[Excerpts from an interface dataset]
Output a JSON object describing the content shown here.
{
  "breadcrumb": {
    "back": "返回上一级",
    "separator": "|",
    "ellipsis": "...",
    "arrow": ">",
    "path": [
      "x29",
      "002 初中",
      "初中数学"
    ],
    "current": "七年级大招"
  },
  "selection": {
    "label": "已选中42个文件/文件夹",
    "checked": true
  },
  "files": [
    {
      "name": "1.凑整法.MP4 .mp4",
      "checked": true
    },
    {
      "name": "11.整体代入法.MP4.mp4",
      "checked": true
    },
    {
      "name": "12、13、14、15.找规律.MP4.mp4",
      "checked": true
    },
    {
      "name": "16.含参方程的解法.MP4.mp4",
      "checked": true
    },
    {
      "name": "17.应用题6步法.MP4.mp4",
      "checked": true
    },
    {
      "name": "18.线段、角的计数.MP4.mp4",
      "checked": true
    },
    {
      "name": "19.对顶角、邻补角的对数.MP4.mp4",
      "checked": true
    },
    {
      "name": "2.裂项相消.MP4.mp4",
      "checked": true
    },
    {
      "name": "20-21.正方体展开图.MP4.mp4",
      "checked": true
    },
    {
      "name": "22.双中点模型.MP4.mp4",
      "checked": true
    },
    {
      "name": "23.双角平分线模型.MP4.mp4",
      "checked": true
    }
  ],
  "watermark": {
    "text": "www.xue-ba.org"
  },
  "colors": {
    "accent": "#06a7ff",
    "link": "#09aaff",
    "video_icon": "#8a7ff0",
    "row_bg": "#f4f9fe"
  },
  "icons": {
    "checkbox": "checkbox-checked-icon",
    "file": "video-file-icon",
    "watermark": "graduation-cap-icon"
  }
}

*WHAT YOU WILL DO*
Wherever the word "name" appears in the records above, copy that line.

*OUTPUT FOR THIS TASK*
      "name": "1.凑整法.MP4 .mp4",
      "name": "11.整体代入法.MP4.mp4",
      "name": "12、13、14、15.找规律.MP4.mp4",
      "name": "16.含参方程的解法.MP4.mp4",
      "name": "17.应用题6步法.MP4.mp4",
      "name": "18.线段、角的计数.MP4.mp4",
      "name": "19.对顶角、邻补角的对数.MP4.mp4",
      "name": "2.裂项相消.MP4.mp4",
      "name": "20-21.正方体展开图.MP4.mp4",
      "name": "22.双中点模型.MP4.mp4",
      "name": "23.双角平分线模型.MP4.mp4",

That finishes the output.